OR WAIT 15 SECS
Do Whats Right, Even When No One is Looking!
Why do we do the things we do? I dont profess to have a profound understanding of what occurs within the deepest recesses of the human psyche, but I do know that human beings are capable of some baffling behavior. Place that behavior within the context of the healthcare environment, and the stage is set for mystifying demonstrations of how those dark recesses start impacting clinicians actions. Take, for example, compliance with hand hygiene, an infection prevention strategy that is ignored consistently (and blatantly) by healthcare professionals even though they know it is the No. 1 way to prevent the transmission of pathogens.
A very interesting study conducted by Michael Whitby, MD, and colleagues attempted to pin down the behavioral determinants of handwashing among nurses. Researchers used the Theory of Planned Behavior, an offshoot of the Theory of Reasoned Action, which suggests that a persons behavior is determined by his/her intention to perform the behavior and that this intention is a function of his/her attitude toward the behavior and his/her subjective norm. In other words, the best predictor of behavior is intention, the cognitive representation of a persons willingness to engage in a certain behavior. Intention is determined by three factors an individuals attitude toward the specific behavior, their subjective norms, and their perceived behavioral control.
Whitby and colleagues essentially determined from their focus group that nurses have a self-developed hierarchy of risk to determine when handwashing was necessary. They discovered that a persons attitude toward handwashing was determined by their earliest experiences as a child, and that elective handwashing behavior is significantly predicted by nurses beliefs in the benefits of the activity, peer pressure of senior physicians and administrators, and role modeling.
The researchers note that compliance is not simply related to effort but is highly dependent on altering behavioral perceptions. The bottom line is, any tool used to boost hand hygiene compliance is less effective without an associated behavioral modification program. The same could be said about healthcare worker vaccination, or the usage of active safety devices to avoid sharps injuries and bloodborne pathogen transmission. You can give people the tools, but unless you get to the bottom of their belief system and address behavioral disconnects, most educational efforts will be for naught.
I indulged in this small bit of psychology while researching this months cover story on zero tolerance initiatives. So much of healthcare worker compliance with infection prevention strategies is tied up in behavior modification and addressing institutional cultural norms that are highly resistant to change, even when lives hang in the balance. I cant believe that healthcare professionals knowingly jeopardize the health and safety of their patients as well as themselves, but the data indicates thats exactly what they are doing. There are so many tools in the marketplace currently to help clinicians adopt infection prevention best practices (see related article on page 20), so it cant be for lack of materials, surely. Which brings me back to a willful disregard for doing whats right especially when no one is looking!
As 23-year CDC veteran William Jarvis, MD, notes in a 2007 white paper in the Journal of Hospital Infection, Despite knowing what to do, the challenge remains of getting clinicians to comply with these recommendations.
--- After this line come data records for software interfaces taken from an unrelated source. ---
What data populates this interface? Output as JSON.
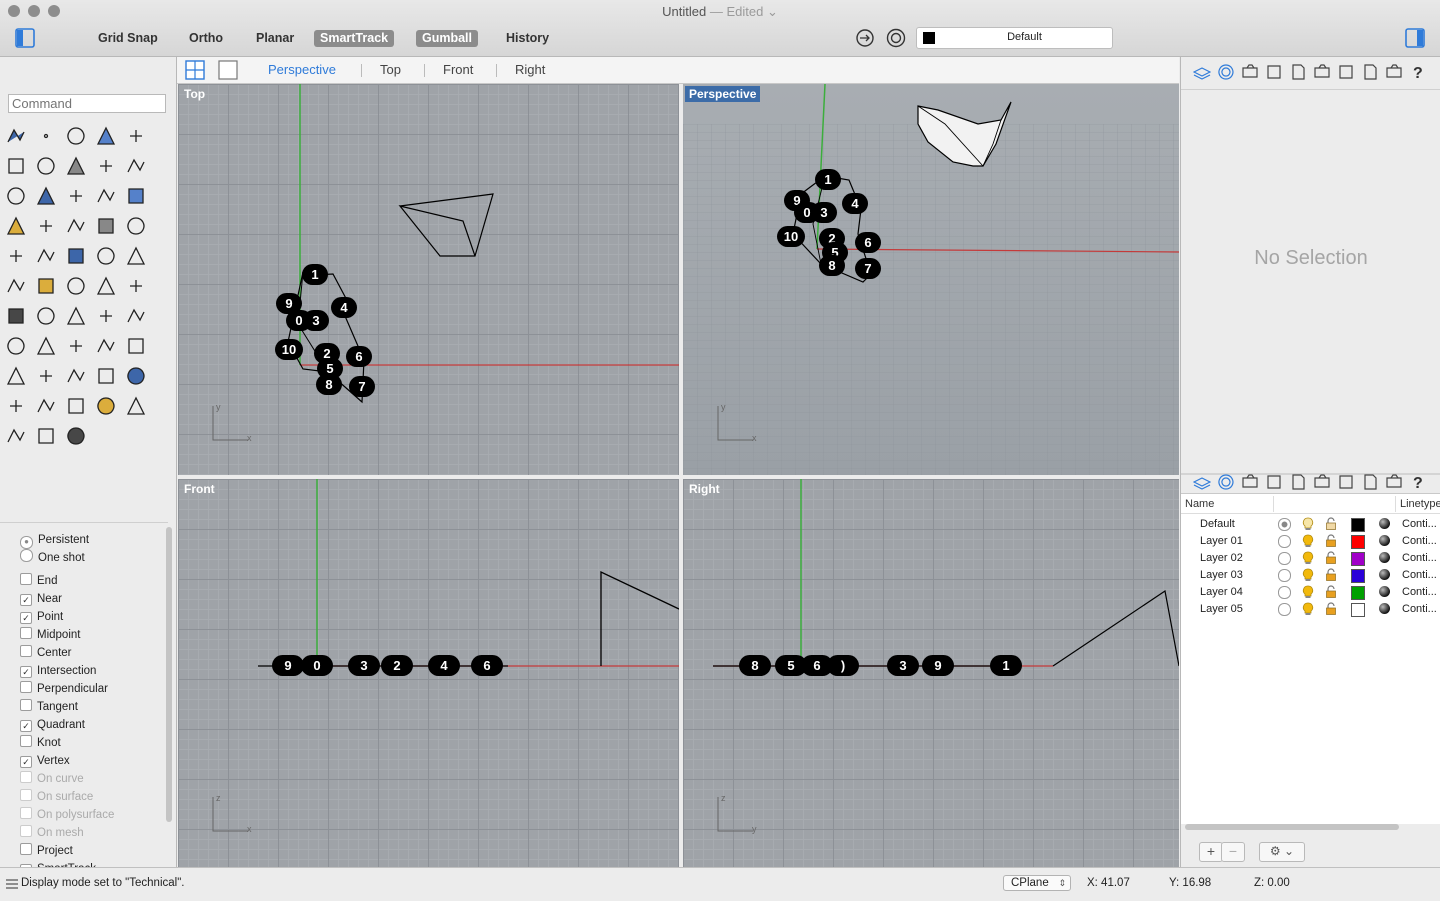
{
  "window": {
    "title": "Untitled",
    "title_suffix": "— Edited",
    "title_chevron": "⌄"
  },
  "toolbar": {
    "toggles": [
      {
        "label": "Grid Snap",
        "on": false
      },
      {
        "label": "Ortho",
        "on": false
      },
      {
        "label": "Planar",
        "on": false
      },
      {
        "label": "SmartTrack",
        "on": true
      },
      {
        "label": "Gumball",
        "on": true
      },
      {
        "label": "History",
        "on": false
      }
    ],
    "layer_selector": {
      "label": "Default",
      "swatch": "#000000"
    }
  },
  "command": {
    "placeholder": "Command"
  },
  "viewport_tabs": [
    "Perspective",
    "Top",
    "Front",
    "Right"
  ],
  "active_tab": "Perspective",
  "viewports": {
    "top": "Top",
    "perspective": "Perspective",
    "front": "Front",
    "right": "Right"
  },
  "axes": {
    "x": "x",
    "y": "y",
    "z": "z"
  },
  "markers": {
    "top": [
      "1",
      "9",
      "4",
      "0",
      "3",
      "10",
      "2",
      "6",
      "5",
      "8",
      "7"
    ],
    "perspective": [
      "1",
      "9",
      "0",
      "3",
      "4",
      "10",
      "2",
      "6",
      "5",
      "8",
      "7"
    ],
    "front": [
      "9",
      "0",
      "3",
      "2",
      "4",
      "6"
    ],
    "right": [
      "8",
      "5",
      "6",
      ")",
      "3",
      "9",
      "1"
    ]
  },
  "snaps": {
    "mode": [
      {
        "label": "Persistent",
        "selected": true
      },
      {
        "label": "One shot",
        "selected": false
      }
    ],
    "items": [
      {
        "label": "End",
        "checked": false,
        "enabled": true
      },
      {
        "label": "Near",
        "checked": true,
        "enabled": true
      },
      {
        "label": "Point",
        "checked": true,
        "enabled": true
      },
      {
        "label": "Midpoint",
        "checked": false,
        "enabled": true
      },
      {
        "label": "Center",
        "checked": false,
        "enabled": true
      },
      {
        "label": "Intersection",
        "checked": true,
        "enabled": true
      },
      {
        "label": "Perpendicular",
        "checked": false,
        "enabled": true
      },
      {
        "label": "Tangent",
        "checked": false,
        "enabled": true
      },
      {
        "label": "Quadrant",
        "checked": true,
        "enabled": true
      },
      {
        "label": "Knot",
        "checked": false,
        "enabled": true
      },
      {
        "label": "Vertex",
        "checked": true,
        "enabled": true
      },
      {
        "label": "On curve",
        "checked": false,
        "enabled": false
      },
      {
        "label": "On surface",
        "checked": false,
        "enabled": false
      },
      {
        "label": "On polysurface",
        "checked": false,
        "enabled": false
      },
      {
        "label": "On mesh",
        "checked": false,
        "enabled": false
      },
      {
        "label": "Project",
        "checked": false,
        "enabled": true
      },
      {
        "label": "SmartTrack",
        "checked": true,
        "enabled": true
      }
    ]
  },
  "properties": {
    "empty_message": "No Selection"
  },
  "layers": {
    "columns": {
      "name": "Name",
      "linetype": "Linetype"
    },
    "rows": [
      {
        "name": "Default",
        "current": true,
        "on": false,
        "locked": false,
        "color": "#000000",
        "linetype": "Conti..."
      },
      {
        "name": "Layer 01",
        "current": false,
        "on": true,
        "locked": true,
        "color": "#ff0000",
        "linetype": "Conti..."
      },
      {
        "name": "Layer 02",
        "current": false,
        "on": true,
        "locked": true,
        "color": "#a000c8",
        "linetype": "Conti..."
      },
      {
        "name": "Layer 03",
        "current": false,
        "on": true,
        "locked": true,
        "color": "#2a00d8",
        "linetype": "Conti..."
      },
      {
        "name": "Layer 04",
        "current": false,
        "on": true,
        "locked": true,
        "color": "#00a000",
        "linetype": "Conti..."
      },
      {
        "name": "Layer 05",
        "current": false,
        "on": true,
        "locked": true,
        "color": "#ffffff",
        "linetype": "Conti..."
      }
    ],
    "add_label": "+",
    "remove_label": "−",
    "gear_label": "⚙ ⌄"
  },
  "status": {
    "message": "Display mode set to \"Technical\".",
    "cplane": "CPlane",
    "x": "X: 41.07",
    "y": "Y: 16.98",
    "z": "Z: 0.00"
  }
}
Dont miss more of Jarviss insights, along with those of APIC president Denise Murphy, in the cover story starting on page 10. Pressure to comply with infection control principles and practices is increasing, whether in the form of new pay-for-performance mandates from CMS, or continued scrutiny by the public, the media, regulators and legislators, so lets hope our collective psyches will take notice.
Until next month, bust those bugs!
Kelly M. PyrekÂ
Group Editor, Virgo Publishing Medical GroupÂ email@example.comÂ